Butler graduate transfer Tommy Kennedy is set to visit the Miami Hurricanes December 14-15, 2018. The left tackle prospect is also visiting Texas and Oklahoma before his trip to Coral Gables, FL. Kennedy wasn’t a highly sought after prospect out of Chicago, IL and signed with FCS non-scholarship Butler of the Pioneer League.
After redshirting in 2015, Kennedy played in two games in 2016. Heading into the 2017 season Kennedy was named the starter and hasn’t looked back. He has made 22 consecutive starts including an All-Pioneer League season in 2018. With visits coming to Texas and Oklahoma one can assume he has the talent to play Power 5 football.

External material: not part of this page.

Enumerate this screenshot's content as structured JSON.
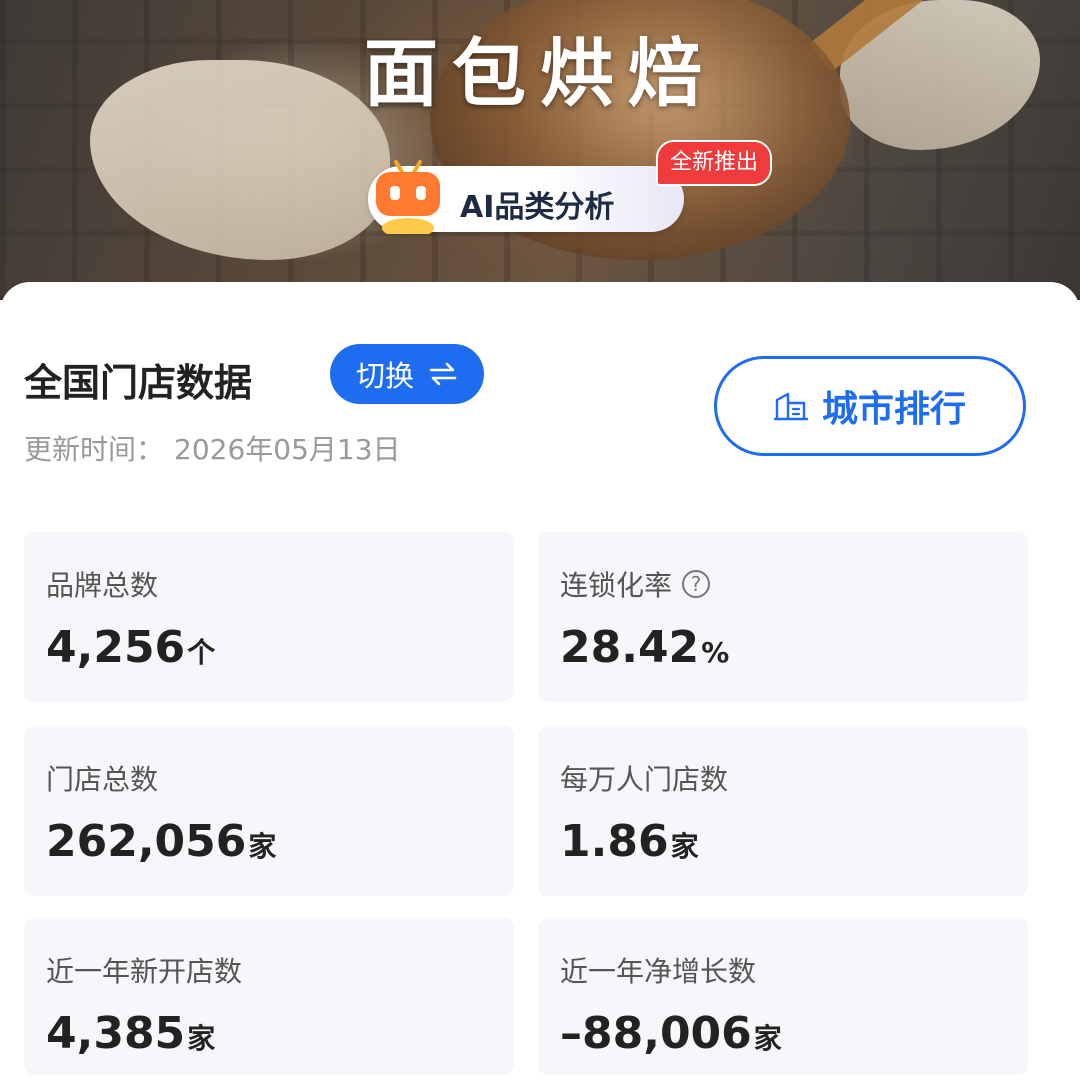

From my personal experience as a high school coach for sixteen years, many offensive line prospects that are 6’5 take time to develop. With Kennedy arriving to Butler at 285 pounds and leaving at 290 you can imagine he was carrying the max weight for his from in high school. Many of my best offensive linemen in high school, when it comes to skill, are Division III type players. They are 6’0 and 230 pounds and can move their feet. The 6’5 kids are typically clumsy and/or carry bad weight.
Why is Miami looking at Kennedy? Keep in mind he’s also being looked at by Arizona State, Arizona, and Boston College as well as the previously mentioned top of the Big 12.
Blessed to be able to visit such prestigious universities pic.twitter.com/IZcvMHq8rd— Tommy Kennedy (@TommyKennedy74) December 6, 2018
3 questions to ask
There are three questions the coaching staff has to ask before taking a grad transfer offensive lineman who has only one year of eligibility left:
1) Will he start?? If Kennedy isn’t starter ready right now it’s not even worth it. You have to evaluate the current roster and say that this play is drastically better than Hillery, Herbert, Brown, and anyone else the staff may throw out at left tackle. If Kennedy is at least on-par with those potential starters then he is worth signing.
Kennedy has to prove to you that he knows the playbook, or at least can grasp it quickly, and from there can he execute what you need him to? Was the Butler playbook similar to what you plan to do at Miami in 2019?
The next two are sub-questions to the first, but it’s important to break these down into parts.
2) Does he have P5 power? If he isn’t physically ready in the ankles, hips, and shoulders he can’t be signed. You need a kid that physically is developed and has the power in his power angles to drive out ACC caliber defensive ends. I wouldn’t mind giving the kid a workout before bringing him in for a graduate transfer to see if he’s as powerful as you need.
3) Can he move? I think a question that has to be asked is can Kennedy move in space? If Miami is going to attempt more screens, as evident by the late season play calling, then he’s the guy you want. In the first clip on his tape he moves really well and just needs to improve his balance in space.
Evaluating his tape
With regards to movement, play one on Kennedy’s tape shows his ability to get to the flats on screen passes. If he can work on coming to balance and getting his feet set he won’t wind up diving at knees out in space. In the GIF below you can see that he can move and understands his role in the swing screen game.
A couple of clips later, Kennedy takes a second to find his man in the wash but once his hands are on the linebacker it’s over. Kennedy uses good leverage, leg drive, and arm extension to finish his block. One thing Miami’s offensive line has been lacking is a nasty football player (Corey Gaynor, we thought it was you, bud) and this guy finishes his blocks nasty.
Below is another pancake block from around 55 seconds. Kennedy gets his hands on his defensive end, turns him out, and finishes the block with the defensive end on his back. This comes from understanding hip width and leg drive, and by having fluid hips that can get under an opponent.
The image below is from 3:15 on the tape. Kennedy doesn’t use the best form in pass protection. On a few clips throughout the tape after a nice kick slide he cuts his man. I’m not sure entirely why but that concept isn’t going to work in the ACC. Below, he stands far too tall and needs more knee bend, to get his head back and his arms extended. Also his hand work should look more like a double upper cut than just using your long arms. But it is nice to see he has length and quickness in space.
Say what you want about FCS non-scholarship, Butler, the Pioneer League, etc but Kennedy is seeing a lot of scheme thrown his way. I love how he and his guard work together to pass off the stunt in the GIF below. They’re so fluid it’s seamless as if it’s almost a practice rep.
I obviously haven’t seen the kid play in person. I haven’t met him so I haven’t gotten to see if he’s truly 6’5 290 or if they’ve pumped him up the traditional 2” and 20 pounds. He looks fairly lean but with a good lower body build, has long arms, and uses his feet well. I like that he’s worked out in space, he can vertical set, pass off stunts, but also he can get in the run game and maul someone.
I trust the offensive line evaluations of Boston College, Oklahoma, and Texas that if they’re interested he must be good.